The Supreme Court today allowed former union minister Salman Khurshid to assist it in hearing a batch of pleas challenging the constitutional validity of 'triple talaq', 'nikah halala' and polygamy practices among the Muslims.
A bench comprising Chief Justice J S Khehar and Justices D Y Chandrachud and S K Kaul allowed senior advocate Khurshid to act as an amicus curiae and file his written submissions in the case.
"We will take it on record. It's not an issue," the bench said when the Congress leader said that the time for filing written submission in the matter has already expired and he intended to file certain pleadings in the case.

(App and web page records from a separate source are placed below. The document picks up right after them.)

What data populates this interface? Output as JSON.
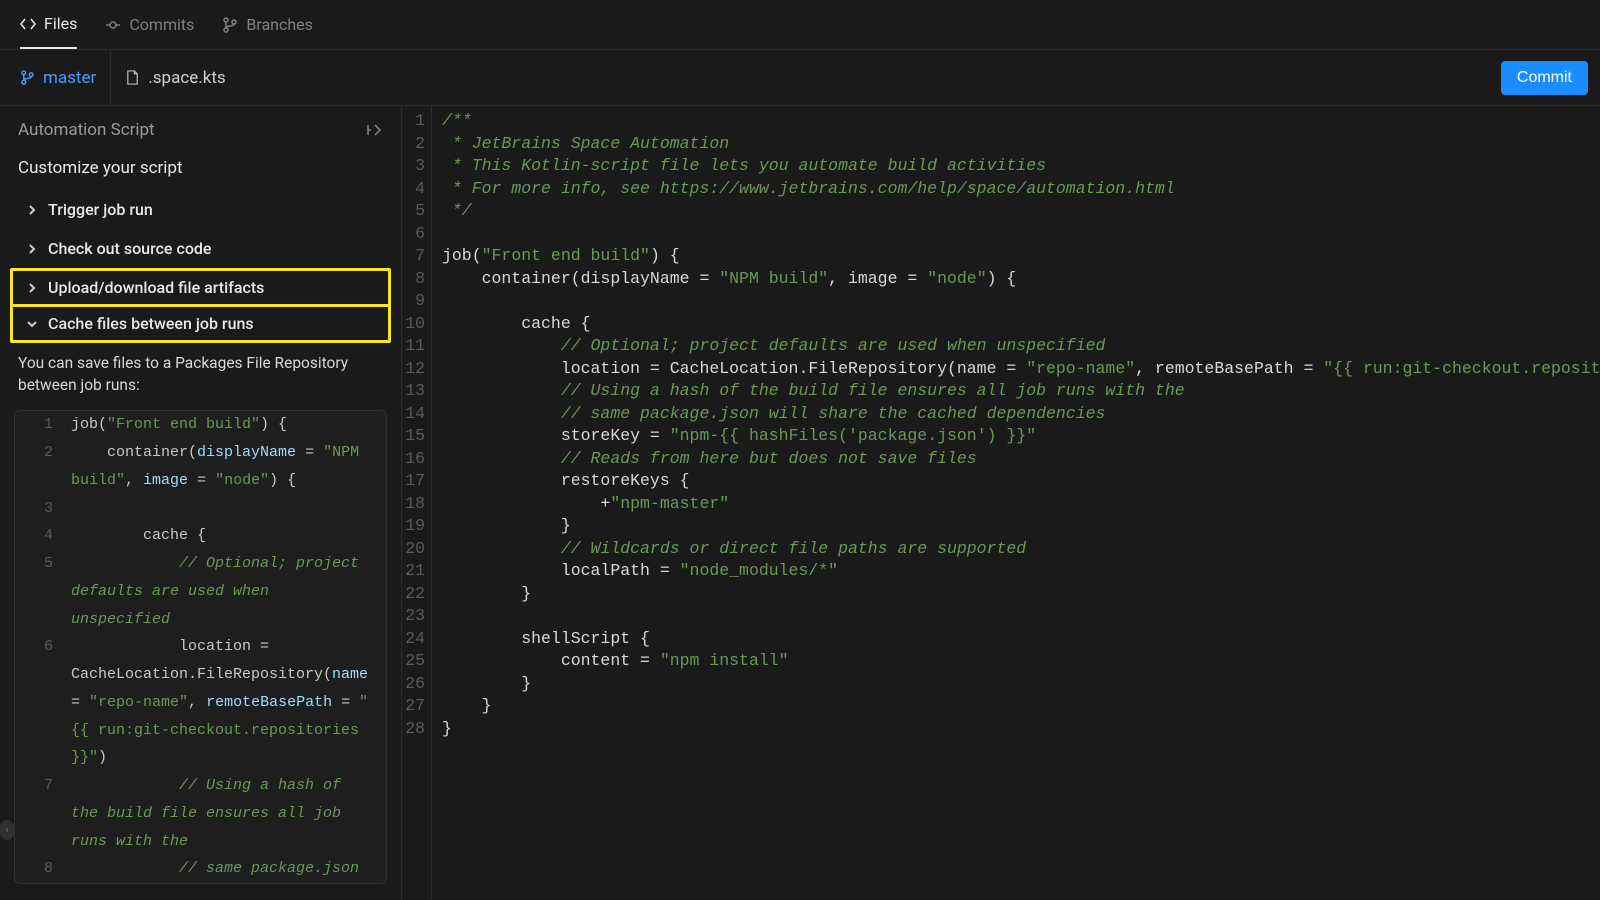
{
  "tabs": {
    "files": "Files",
    "commits": "Commits",
    "branches": "Branches"
  },
  "subbar": {
    "branch": "master",
    "filename": ".space.kts",
    "commit": "Commit"
  },
  "sidebar": {
    "title": "Automation Script",
    "customize": "Customize your script",
    "items": [
      "Trigger job run",
      "Check out source code",
      "Upload/download file artifacts",
      "Cache files between job runs"
    ],
    "help": "You can save files to a Packages File Repository between job runs:"
  },
  "snippet": [
    {
      "n": "1",
      "segs": [
        {
          "t": "job(",
          "c": ""
        },
        {
          "t": "\"Front end build\"",
          "c": "c-str"
        },
        {
          "t": ") {",
          "c": ""
        }
      ]
    },
    {
      "n": "2",
      "segs": [
        {
          "t": "    container(",
          "c": ""
        },
        {
          "t": "displayName",
          "c": "c-param"
        },
        {
          "t": " = ",
          "c": ""
        },
        {
          "t": "\"NPM build\"",
          "c": "c-str"
        },
        {
          "t": ", ",
          "c": ""
        },
        {
          "t": "image",
          "c": "c-param"
        },
        {
          "t": " = ",
          "c": ""
        },
        {
          "t": "\"node\"",
          "c": "c-str"
        },
        {
          "t": ") {",
          "c": ""
        }
      ]
    },
    {
      "n": "3",
      "segs": [
        {
          "t": " ",
          "c": ""
        }
      ]
    },
    {
      "n": "4",
      "segs": [
        {
          "t": "        cache {",
          "c": ""
        }
      ]
    },
    {
      "n": "5",
      "segs": [
        {
          "t": "            // Optional; project defaults are used when unspecified",
          "c": "c-comment"
        }
      ]
    },
    {
      "n": "6",
      "segs": [
        {
          "t": "            location = CacheLocation.FileRepository(",
          "c": ""
        },
        {
          "t": "name",
          "c": "c-param"
        },
        {
          "t": " = ",
          "c": ""
        },
        {
          "t": "\"repo-name\"",
          "c": "c-str"
        },
        {
          "t": ", ",
          "c": ""
        },
        {
          "t": "remoteBasePath",
          "c": "c-param"
        },
        {
          "t": " = ",
          "c": ""
        },
        {
          "t": "\"{{ run:git-checkout.repositories }}\"",
          "c": "c-str"
        },
        {
          "t": ")",
          "c": ""
        }
      ]
    },
    {
      "n": "7",
      "segs": [
        {
          "t": "            // Using a hash of the build file ensures all job runs with the",
          "c": "c-comment"
        }
      ]
    },
    {
      "n": "8",
      "segs": [
        {
          "t": "            // same package.json",
          "c": "c-comment"
        }
      ]
    }
  ],
  "editor": {
    "lines": [
      [
        {
          "t": "/**",
          "c": "c-comment"
        }
      ],
      [
        {
          "t": " * JetBrains Space Automation",
          "c": "c-comment"
        }
      ],
      [
        {
          "t": " * This Kotlin-script file lets you automate build activities",
          "c": "c-comment"
        }
      ],
      [
        {
          "t": " * For more info, see https://www.jetbrains.com/help/space/automation.html",
          "c": "c-comment"
        }
      ],
      [
        {
          "t": " */",
          "c": "c-comment"
        }
      ],
      [
        {
          "t": "",
          "c": ""
        }
      ],
      [
        {
          "t": "job(",
          "c": "c-id"
        },
        {
          "t": "\"Front end build\"",
          "c": "c-str"
        },
        {
          "t": ") {",
          "c": "c-id"
        }
      ],
      [
        {
          "t": "    container(displayName = ",
          "c": "c-id"
        },
        {
          "t": "\"NPM build\"",
          "c": "c-str"
        },
        {
          "t": ", image = ",
          "c": "c-id"
        },
        {
          "t": "\"node\"",
          "c": "c-str"
        },
        {
          "t": ") {",
          "c": "c-id"
        }
      ],
      [
        {
          "t": "",
          "c": ""
        }
      ],
      [
        {
          "t": "        cache {",
          "c": "c-id"
        }
      ],
      [
        {
          "t": "            // Optional; project defaults are used when unspecified",
          "c": "c-comment"
        }
      ],
      [
        {
          "t": "            location = CacheLocation.FileRepository(name = ",
          "c": "c-id"
        },
        {
          "t": "\"repo-name\"",
          "c": "c-str"
        },
        {
          "t": ", remoteBasePath = ",
          "c": "c-id"
        },
        {
          "t": "\"{{ run:git-checkout.repositori",
          "c": "c-str"
        }
      ],
      [
        {
          "t": "            // Using a hash of the build file ensures all job runs with the",
          "c": "c-comment"
        }
      ],
      [
        {
          "t": "            // same package.json will share the cached dependencies",
          "c": "c-comment"
        }
      ],
      [
        {
          "t": "            storeKey = ",
          "c": "c-id"
        },
        {
          "t": "\"npm-{{ hashFiles('package.json') }}\"",
          "c": "c-str"
        }
      ],
      [
        {
          "t": "            // Reads from here but does not save files",
          "c": "c-comment"
        }
      ],
      [
        {
          "t": "            restoreKeys {",
          "c": "c-id"
        }
      ],
      [
        {
          "t": "                +",
          "c": "c-id"
        },
        {
          "t": "\"npm-master\"",
          "c": "c-str"
        }
      ],
      [
        {
          "t": "            }",
          "c": "c-id"
        }
      ],
      [
        {
          "t": "            // Wildcards or direct file paths are supported",
          "c": "c-comment"
        }
      ],
      [
        {
          "t": "            localPath = ",
          "c": "c-id"
        },
        {
          "t": "\"node_modules/*\"",
          "c": "c-str"
        }
      ],
      [
        {
          "t": "        }",
          "c": "c-id"
        }
      ],
      [
        {
          "t": "",
          "c": ""
        }
      ],
      [
        {
          "t": "        shellScript {",
          "c": "c-id"
        }
      ],
      [
        {
          "t": "            content = ",
          "c": "c-id"
        },
        {
          "t": "\"npm install\"",
          "c": "c-str"
        }
      ],
      [
        {
          "t": "        }",
          "c": "c-id"
        }
      ],
      [
        {
          "t": "    }",
          "c": "c-id"
        }
      ],
      [
        {
          "t": "}",
          "c": "c-id"
        }
      ]
    ]
  }
}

A five-judge constitution bench would commence hearing from May 11 to decide on the batch of petitions challenging the practices of 'triple talaq', 'nikah halala' and polygamy among Muslims.
The Centre had on April 11 filed fresh submission in the apex court, saying these practices impacted the social status and dignity of the Muslim women and denied them the fundamental rights guaranteed by the Constitution.
The government had reiterated its earlier stand and said these practices rendered the Muslim women "unequal and vulnerable", not only compared to the men of their community, but the women of other communities as well.
The apex court had on March 30 observed that 'triple talaq', 'nikah halala' and polygamy were important issues involving "sentiments".
The Centre had said these practices emerged from "patriarchal values and traditional notions about the role of women in society", asserting that "the right of a woman to human dignity, social esteem and self-worth are vital facets of her Right to Life under Article 21".
'Nikah halala' is a practice intended to curb incidence of divorce under which a man cannot remarry his former wife without her having to go through the process of marrying someone else, consummating it, getting divorced again, observing the separation period called 'Iddat' and then coming back to him.
Seeking to declare these practices as unconstitutional, the government had said reforms in Muslim personal law have not taken place for over six decades and Muslim women, who comprise eight per cent of the population, have remained "extremely vulnerable" due to the fear of instant divorce.
Influential Muslim organisations like the All India Muslim Personal Law Board (AIMPLB) have opposed the court's adjudication of these matters, maintaining that these practices stemmed from the Holy Quran and were not justiciable.
Several Muslim women have challenged the practice of 'triple talaq' in which the husband, quite often, pronounces talaq thrice in one go, sometimes over phone or even a text message.
The apex court had earlier said it would decide the issues pertaining to the legal aspects of 'triple talaq', 'nikah halala' and polygamy among Muslims but would not deal with the question whether divorce under Muslim law needs to be supervised by courts as it fell under the legislative domain.
The Centre had on October 7 last year opposed in the apex court these practices and favoured a relook on grounds like gender equality and secularism.
The AIMPLB had told the court that pleas challenging such practices among Muslims were not maintainable as the issues fell outside the realm of judiciary.
The apex court had on its own taken cognizance of the question whether Muslim women faced gender discrimination in the event of divorce or due to other marriages of their husband.